In 1967, when production of the Gerber Mark II started, I doubt that anyone involved would have predicted its phenomenal success. Since that time the Mark II has gone through many changes, in design, materials, manufacturing methods as well as marketing. Now, in 2011, 44 years later, it is still one of the most popular and collectable fixed blade knives available. This is unusual for a commercially manufactured knife.
One of my reasons for undertaking this documentation was to dispel some of the myths that surround this knife. Some misinformation is due to its association and use in the Vietnam War. Some is just the result of a story being passed verbally through many people. A story, passed by word of mouth through 10 successive people will usually be unrecognizable when repeated back to the first person.
The Gerber Mark II has a mystique as a "killing knife". And indeed it is more suited to killing than being used as an every-day tool. The solder that tried to pry the lid from a wooden crate or use it as a throwing knife, learned this lesson the hard way when the blade snapped. The knife is designed to cut in a slice or a thrust. The blade will break with relatively light side loading. Do not pry! - Do not throw!
The Mark II is a very collectable knife. One of the primary reasons is that most of the knives have serial numbers and can be dated. Another reason is the many design changes the knife has undergone. There is an astounding number of combinations of blade type, sheath type, year, handle type, handle color, etc.
However, there are some combinations that are most likely wrong. It may be that two knives of different periods were out of their sheaths and were swapped when they were re-sheathed. Or it may be that the original sheath was lost and the first available replacement was used. Not to mention unscrupulous dealers who doctor knives or tell fabulous stories about a knife's provenance.

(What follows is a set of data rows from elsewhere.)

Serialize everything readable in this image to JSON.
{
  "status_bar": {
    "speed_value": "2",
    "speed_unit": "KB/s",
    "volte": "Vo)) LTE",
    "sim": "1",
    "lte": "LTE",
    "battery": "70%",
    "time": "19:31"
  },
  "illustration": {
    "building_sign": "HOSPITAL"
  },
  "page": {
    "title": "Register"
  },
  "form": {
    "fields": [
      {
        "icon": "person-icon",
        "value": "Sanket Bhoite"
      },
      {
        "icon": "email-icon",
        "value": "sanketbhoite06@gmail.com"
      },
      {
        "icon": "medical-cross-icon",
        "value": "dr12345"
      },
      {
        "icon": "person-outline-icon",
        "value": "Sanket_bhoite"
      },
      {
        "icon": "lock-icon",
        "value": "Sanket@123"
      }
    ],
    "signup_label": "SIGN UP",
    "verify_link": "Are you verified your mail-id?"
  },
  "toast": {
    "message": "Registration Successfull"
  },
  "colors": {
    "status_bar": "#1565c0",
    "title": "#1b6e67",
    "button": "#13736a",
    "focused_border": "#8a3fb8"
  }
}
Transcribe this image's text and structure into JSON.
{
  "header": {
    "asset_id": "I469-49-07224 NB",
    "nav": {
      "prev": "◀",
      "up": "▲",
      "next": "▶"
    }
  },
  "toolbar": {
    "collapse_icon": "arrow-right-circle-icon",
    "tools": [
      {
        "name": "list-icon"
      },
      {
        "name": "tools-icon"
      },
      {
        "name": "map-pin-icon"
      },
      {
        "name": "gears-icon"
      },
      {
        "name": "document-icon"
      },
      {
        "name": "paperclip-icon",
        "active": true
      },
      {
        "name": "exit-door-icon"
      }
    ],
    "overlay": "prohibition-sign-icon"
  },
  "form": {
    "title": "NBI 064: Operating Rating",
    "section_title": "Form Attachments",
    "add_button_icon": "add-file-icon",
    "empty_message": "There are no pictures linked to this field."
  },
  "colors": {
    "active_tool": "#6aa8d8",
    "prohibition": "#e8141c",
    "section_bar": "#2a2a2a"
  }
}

Hopefully the information and pictures contained on this site will help you to become a more knowledgeable collector.